People with psychosocial and intellectual disabilities themselves are however yet to effectively communicate and raise awareness of their needs and to self-advocate on all public platforms for their rights to be implemented and their challenges to be addressed. The lack of a strong national self-advocacy network results in continued social isolation and marginalisation of these individuals. In this way, human rights violations continue unmonitored and ignored, which result in unequal and limited access to resources and protection.

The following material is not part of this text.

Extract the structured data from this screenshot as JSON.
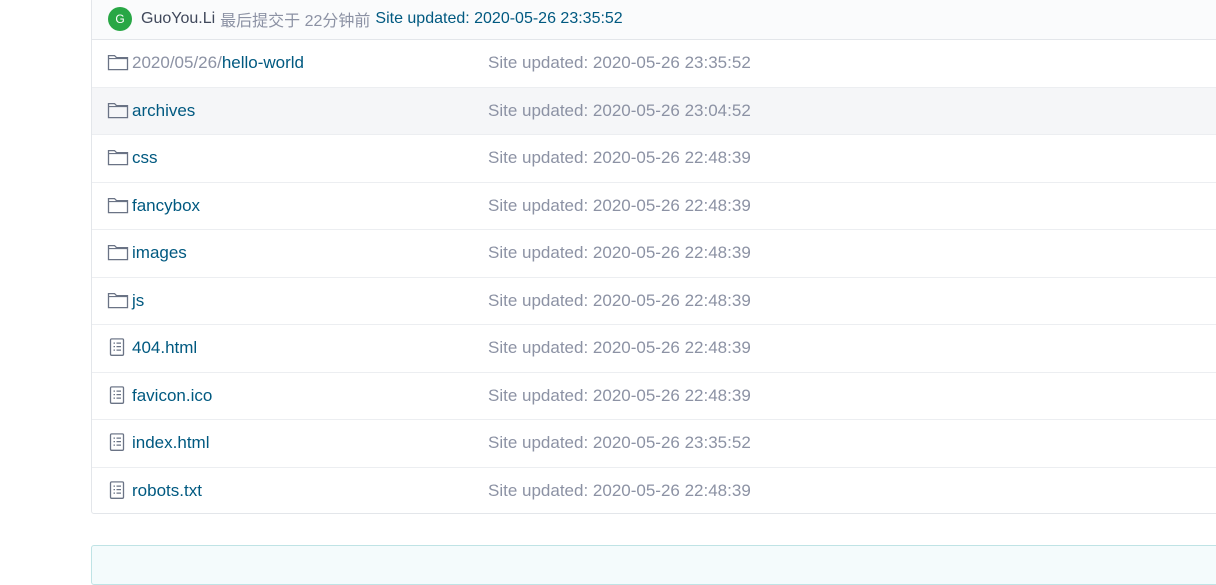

These conditions impact directly on the material and lived reality of persons with psychosocial and intellectual disabilities.

The Department of Health’s National Mental Health Policy Framework and Strategic Action Plan for 2013-2020 emphasises (in point 7.5 on Advocacy) that there is a commitment from the Department of Health to (4) “give expo sure to positive images of mental health advocates, prominent user role models and well-known and influential champions for mental health in order to change discriminatory attitudes toward mental disability. This work will be framed within the provisions of the UN Convention of the Rights of Disabled Persons and the human rights based framework of South African law, as well as advocacy guidelines from the WHO” and further states (5) “Emphasis will be placed on ensuring representation of people with mental disability on the broader disability agenda, and developing capacity to place mental health user concerns on the political, development and public health agenda”. The goals listed under point 7.5 are set to be achieved by 2015, and it is therefore critical that this be prioritised and that persons with psychosocial and intellectual disabilities are empowered and able to fully participate within the ambit of these activities and to successfully achieve these goals.

Thus far, advocacy groups have been established in some provinces, often with the assistance of community-based mental health organisations, functioning at different levels. However, they often still lack sufficient capacity to be strong, united and representative voices for persons with psychosocial and intellectual disabilities at a national level. SAFMH recognises that it has an extremely important role to play in the strengthening of existing advocacy groups, while also facilitating a national platform for persons with psychosocial and intellectual disabilities where information can be shared and voices enabled. This platform can be accessed on social media, such as our SAMHAM Facebook group, SAMHAM Twitter page and SAMHAM Instagram page and involves the public requesting to join these social media platforms. Mental health information is shared on these platforms. The information shared is easily readable and can be shared with other people, thus allowing the content to reach more persons with intellectual and psychosocial disabilities.

SAFMH recognises that it has an important part to play in the empowerment of persons with psychosocial and intellectual disabilities in South Africa, and this forms the cornerstone of our advocacy work. SAFMH also recognises that, as a national NGO with limited resources, it is important for the organisation to find its niche in the field of advocacy and awareness, and going forward, SAFMH’s focus will thus be on the empowerment of community-based mental health providers to ensure that they in turn can work directly with persons with intellectual and psychosocial disabilities at community level to build strong and sustainable local advocacy groups, which can in turn link into SAFMH’s national online platform.

To keep up to date with SAMHAM activities and important and relevant information, join SAMHAM’s social media:

SAMHAM Facebook Group

SAMHAM Twitter